Saturday, 6 February 2010
This is an interesting development as it is an instance of the cover art being celebrated in its own right rather than in conjunction with the music contained on the record within. The 10 covers thought worthy of inclusion in the set are:
1. Rolling Stones/Let It Bleed (1969) - Designed by Robert Brownjohn (with cake created by the then unknown Delia Smith).
2. Led Zeppelin/’IV’ (1971) - The painting of the faggot-bearing old man was, it is said, found by singer Robert Plant in a Reading junk shop. For the cover it was nailed to a demolished house in Dudley.
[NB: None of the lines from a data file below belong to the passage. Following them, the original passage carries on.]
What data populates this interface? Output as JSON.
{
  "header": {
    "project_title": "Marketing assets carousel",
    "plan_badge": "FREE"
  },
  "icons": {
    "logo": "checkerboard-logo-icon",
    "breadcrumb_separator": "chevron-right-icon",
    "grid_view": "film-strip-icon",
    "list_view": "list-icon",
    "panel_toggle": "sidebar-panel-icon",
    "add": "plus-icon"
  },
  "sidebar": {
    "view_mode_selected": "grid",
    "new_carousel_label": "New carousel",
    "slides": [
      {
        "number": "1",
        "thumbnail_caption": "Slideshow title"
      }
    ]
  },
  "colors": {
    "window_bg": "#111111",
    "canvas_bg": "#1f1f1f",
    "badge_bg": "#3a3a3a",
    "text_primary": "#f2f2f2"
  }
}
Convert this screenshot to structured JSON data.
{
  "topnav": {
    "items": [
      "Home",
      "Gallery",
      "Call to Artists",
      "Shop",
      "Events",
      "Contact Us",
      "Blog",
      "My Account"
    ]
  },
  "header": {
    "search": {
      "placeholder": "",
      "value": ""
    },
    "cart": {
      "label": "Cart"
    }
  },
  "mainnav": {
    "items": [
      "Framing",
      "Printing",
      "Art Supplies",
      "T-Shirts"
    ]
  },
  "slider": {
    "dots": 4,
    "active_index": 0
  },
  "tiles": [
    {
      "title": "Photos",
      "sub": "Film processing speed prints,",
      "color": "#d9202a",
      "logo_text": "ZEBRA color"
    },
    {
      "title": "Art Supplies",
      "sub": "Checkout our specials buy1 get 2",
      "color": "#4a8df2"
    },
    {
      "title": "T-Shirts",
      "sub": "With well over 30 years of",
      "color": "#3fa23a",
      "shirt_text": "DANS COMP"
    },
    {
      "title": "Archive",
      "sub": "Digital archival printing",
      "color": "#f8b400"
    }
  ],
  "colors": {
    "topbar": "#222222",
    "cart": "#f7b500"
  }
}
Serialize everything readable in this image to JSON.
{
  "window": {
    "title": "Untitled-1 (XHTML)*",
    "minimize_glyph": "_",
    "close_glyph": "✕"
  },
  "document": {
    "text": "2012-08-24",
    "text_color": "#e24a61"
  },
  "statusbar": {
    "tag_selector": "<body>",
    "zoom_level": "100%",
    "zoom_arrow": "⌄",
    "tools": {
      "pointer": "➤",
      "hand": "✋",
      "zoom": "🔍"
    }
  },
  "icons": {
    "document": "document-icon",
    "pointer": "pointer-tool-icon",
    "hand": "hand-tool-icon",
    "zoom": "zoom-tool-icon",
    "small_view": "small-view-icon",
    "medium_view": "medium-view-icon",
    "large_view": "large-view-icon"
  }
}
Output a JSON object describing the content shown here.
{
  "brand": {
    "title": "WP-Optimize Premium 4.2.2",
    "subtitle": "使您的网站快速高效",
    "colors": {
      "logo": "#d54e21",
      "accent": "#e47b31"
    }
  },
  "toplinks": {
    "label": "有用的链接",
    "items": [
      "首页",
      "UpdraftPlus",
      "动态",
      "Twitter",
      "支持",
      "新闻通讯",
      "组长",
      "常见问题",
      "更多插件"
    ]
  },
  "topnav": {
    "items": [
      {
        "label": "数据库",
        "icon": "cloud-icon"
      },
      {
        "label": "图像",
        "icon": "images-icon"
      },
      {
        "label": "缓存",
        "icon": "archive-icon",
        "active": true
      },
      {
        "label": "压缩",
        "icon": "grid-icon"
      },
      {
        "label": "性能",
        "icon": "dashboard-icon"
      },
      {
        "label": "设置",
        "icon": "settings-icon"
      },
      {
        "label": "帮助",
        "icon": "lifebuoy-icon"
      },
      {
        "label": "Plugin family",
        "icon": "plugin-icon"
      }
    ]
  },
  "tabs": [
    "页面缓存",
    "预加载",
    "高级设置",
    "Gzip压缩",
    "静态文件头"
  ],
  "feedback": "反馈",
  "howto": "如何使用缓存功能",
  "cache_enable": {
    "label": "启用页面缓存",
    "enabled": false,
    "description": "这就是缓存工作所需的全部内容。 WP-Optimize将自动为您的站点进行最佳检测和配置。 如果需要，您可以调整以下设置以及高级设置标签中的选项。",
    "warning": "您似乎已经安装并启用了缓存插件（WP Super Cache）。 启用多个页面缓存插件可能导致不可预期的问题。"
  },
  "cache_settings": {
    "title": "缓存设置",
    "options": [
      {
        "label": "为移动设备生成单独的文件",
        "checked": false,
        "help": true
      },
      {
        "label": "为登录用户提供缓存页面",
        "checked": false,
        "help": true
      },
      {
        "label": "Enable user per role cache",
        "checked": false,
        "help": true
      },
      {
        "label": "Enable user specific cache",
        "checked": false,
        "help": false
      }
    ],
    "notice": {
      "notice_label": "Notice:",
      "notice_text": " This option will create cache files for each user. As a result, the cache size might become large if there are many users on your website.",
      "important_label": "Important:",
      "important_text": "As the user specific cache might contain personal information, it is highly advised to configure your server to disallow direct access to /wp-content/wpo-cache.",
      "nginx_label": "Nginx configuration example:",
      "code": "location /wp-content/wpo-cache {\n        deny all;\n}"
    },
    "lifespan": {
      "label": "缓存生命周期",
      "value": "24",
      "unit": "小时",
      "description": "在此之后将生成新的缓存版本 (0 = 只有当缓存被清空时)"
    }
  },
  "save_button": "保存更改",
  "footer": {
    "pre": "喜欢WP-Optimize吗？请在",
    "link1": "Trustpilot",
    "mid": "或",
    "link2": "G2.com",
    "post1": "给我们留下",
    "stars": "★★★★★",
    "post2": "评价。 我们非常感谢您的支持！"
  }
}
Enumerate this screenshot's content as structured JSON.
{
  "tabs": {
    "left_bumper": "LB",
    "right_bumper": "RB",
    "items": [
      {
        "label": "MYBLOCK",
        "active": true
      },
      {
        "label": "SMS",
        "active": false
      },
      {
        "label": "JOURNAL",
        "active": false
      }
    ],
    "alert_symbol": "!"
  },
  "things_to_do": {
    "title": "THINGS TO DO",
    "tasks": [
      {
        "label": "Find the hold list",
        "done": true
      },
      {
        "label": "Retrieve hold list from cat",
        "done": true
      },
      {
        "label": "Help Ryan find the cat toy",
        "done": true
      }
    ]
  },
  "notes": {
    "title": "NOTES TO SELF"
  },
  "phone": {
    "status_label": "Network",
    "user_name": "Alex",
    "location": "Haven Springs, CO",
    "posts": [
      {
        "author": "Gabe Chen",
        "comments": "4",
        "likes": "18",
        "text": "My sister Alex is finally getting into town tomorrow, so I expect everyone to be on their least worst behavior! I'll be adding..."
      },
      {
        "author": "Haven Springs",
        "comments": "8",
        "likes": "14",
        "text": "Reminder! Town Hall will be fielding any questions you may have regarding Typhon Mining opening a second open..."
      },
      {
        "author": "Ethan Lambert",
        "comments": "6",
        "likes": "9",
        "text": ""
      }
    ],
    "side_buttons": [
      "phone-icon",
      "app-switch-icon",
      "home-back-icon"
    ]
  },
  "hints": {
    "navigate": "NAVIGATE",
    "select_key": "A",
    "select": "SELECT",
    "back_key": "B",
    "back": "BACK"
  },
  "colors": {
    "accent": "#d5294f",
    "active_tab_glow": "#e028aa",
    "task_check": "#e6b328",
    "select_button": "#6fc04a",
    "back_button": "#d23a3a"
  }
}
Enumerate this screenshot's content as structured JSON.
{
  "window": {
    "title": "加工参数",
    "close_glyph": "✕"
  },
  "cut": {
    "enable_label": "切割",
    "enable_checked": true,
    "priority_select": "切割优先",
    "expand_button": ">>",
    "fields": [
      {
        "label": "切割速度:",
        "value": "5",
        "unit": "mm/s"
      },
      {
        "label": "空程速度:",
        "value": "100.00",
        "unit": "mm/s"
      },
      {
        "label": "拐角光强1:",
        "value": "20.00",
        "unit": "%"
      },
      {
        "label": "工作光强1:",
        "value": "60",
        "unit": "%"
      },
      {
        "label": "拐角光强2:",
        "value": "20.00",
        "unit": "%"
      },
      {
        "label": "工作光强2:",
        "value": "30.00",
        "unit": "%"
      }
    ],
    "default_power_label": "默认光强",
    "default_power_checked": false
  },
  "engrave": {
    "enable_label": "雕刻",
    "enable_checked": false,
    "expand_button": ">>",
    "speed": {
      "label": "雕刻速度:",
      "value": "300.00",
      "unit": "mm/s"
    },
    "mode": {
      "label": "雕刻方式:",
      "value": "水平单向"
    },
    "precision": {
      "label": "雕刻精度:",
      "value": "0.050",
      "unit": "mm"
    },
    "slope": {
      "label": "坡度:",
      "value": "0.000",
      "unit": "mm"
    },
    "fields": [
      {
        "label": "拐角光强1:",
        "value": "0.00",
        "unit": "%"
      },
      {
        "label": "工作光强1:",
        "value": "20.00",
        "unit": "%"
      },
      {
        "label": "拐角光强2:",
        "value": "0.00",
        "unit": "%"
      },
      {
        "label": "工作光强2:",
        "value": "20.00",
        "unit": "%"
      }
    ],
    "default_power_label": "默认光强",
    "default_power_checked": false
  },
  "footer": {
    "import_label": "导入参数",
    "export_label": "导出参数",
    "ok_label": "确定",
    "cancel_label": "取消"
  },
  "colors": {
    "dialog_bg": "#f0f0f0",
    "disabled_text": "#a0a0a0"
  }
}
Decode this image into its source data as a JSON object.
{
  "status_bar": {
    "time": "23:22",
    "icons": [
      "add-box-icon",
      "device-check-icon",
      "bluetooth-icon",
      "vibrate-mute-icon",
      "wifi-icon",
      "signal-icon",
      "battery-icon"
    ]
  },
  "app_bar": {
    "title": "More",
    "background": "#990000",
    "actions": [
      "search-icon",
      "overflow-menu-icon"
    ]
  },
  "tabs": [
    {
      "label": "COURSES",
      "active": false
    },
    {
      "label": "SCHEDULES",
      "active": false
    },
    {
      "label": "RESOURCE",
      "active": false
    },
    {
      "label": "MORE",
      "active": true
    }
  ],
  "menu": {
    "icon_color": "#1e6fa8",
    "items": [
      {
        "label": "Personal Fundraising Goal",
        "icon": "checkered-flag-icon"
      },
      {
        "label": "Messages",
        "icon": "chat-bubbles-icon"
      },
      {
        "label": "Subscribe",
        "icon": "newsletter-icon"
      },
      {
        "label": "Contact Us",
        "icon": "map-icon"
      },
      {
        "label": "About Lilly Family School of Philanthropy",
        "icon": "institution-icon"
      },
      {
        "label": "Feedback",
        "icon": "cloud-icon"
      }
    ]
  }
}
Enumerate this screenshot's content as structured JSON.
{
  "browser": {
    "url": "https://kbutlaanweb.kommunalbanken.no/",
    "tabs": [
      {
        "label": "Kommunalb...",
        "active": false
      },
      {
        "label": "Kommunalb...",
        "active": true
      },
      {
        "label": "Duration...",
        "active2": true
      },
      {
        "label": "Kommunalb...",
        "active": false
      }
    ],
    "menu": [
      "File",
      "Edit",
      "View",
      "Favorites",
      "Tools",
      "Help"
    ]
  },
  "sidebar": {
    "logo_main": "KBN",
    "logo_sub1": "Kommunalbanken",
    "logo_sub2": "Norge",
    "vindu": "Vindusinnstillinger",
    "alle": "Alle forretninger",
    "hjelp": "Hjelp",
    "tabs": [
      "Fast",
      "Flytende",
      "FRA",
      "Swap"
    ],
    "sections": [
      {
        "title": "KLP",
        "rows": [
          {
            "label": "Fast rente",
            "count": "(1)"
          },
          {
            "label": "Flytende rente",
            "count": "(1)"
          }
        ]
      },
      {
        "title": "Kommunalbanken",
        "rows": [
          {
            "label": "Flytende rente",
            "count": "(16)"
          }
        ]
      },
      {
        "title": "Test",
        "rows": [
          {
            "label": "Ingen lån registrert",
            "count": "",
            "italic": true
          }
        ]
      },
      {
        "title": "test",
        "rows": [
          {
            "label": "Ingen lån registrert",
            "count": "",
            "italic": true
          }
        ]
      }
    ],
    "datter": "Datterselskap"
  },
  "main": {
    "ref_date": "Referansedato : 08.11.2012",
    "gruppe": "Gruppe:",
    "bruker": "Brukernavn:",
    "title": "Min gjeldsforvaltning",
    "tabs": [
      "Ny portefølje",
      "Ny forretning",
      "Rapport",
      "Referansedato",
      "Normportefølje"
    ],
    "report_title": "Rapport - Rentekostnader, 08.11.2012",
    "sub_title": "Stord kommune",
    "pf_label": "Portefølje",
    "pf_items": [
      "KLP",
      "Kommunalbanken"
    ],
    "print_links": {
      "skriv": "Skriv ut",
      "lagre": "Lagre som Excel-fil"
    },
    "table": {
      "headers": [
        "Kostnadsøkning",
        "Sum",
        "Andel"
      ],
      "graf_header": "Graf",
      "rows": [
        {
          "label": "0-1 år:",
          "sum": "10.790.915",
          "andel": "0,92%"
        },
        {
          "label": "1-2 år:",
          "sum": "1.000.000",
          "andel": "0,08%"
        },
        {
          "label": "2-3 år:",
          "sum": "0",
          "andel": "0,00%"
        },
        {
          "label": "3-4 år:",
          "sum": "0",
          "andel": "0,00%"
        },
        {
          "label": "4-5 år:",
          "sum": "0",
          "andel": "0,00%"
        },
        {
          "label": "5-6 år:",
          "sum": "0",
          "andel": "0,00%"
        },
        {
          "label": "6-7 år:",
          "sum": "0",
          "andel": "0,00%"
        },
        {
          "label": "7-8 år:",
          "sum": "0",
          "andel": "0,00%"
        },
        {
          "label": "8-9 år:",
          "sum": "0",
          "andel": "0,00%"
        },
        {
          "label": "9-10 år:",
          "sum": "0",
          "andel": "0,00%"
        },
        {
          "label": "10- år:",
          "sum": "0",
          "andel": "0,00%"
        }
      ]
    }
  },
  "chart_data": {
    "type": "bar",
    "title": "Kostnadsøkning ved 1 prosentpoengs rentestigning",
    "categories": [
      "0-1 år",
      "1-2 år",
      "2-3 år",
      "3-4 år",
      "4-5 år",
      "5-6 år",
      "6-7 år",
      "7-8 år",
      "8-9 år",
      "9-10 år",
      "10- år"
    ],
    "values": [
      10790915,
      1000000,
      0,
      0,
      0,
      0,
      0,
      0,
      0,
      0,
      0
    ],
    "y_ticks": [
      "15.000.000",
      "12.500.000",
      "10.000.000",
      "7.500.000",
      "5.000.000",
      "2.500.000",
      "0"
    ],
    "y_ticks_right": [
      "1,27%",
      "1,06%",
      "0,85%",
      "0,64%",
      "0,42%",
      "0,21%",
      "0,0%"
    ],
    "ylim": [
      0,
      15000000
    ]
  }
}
3. David Bowie/The Rise and Fall of Ziggy Stardust and the Spiders From Mars (1972) - Designed by George Underwood with artwork by Terry Pastor.
4. Mike Oldfield/Tubular Bells (1973) – Designed by photographer Trevor Key
5. The Clash/London Calling (1979) - Ray Lowry designed the artwork around Pennie Smith’s iconic shot of bassist Paul Simonon.
6. New Order/Power, Corruption and Lies (1983) - Peter Saville’s design juxtaposed French impressionist Henri Fantin-Latour’s painting with a colour-coded strip.
7. Primal Scream/Screamadelica (1991) – Designed by Paul Cannell.
8. Pink Floyd/The Division Bell (1994) – Designed by long-time collaborator Storm Thorgerson.
9. Blur/Parklife (1994) - The racing greyhounds were captured by photographer Bob Thomas, and the sleeve designed by Chris Thomson and Rob O'Connor of London design firm Stylorouge.
10. Coldplay/A Rush of Blood to the Head (2002) - The work of Norwegian photographer Solve Sundsbo, and the result of medical imaging technology.
Predictably, 6 out of the 10 hail from the great era of the twelve inch record sleeve when cover art was displayed to its best advantage. Although the remaining four are memorable, they have that diminished CD jewelcase aura about them that somehow detracts from the effect. There is nothing quite like a ‘proper’ record sleeve. Twenty years after their final demise twelve inch sleeves suddenly seem overlarge and in-your-face – almost startlingly so. I have on the wall in my ‘music’ room (read: spare bedroom) some of those picture frames that you can display album covers in and change them around every few weeks. Each one holds great memories in its slightly garish glory.
Will CD inserts be revered like this in the future? Clearly four already have but generally I suspect not.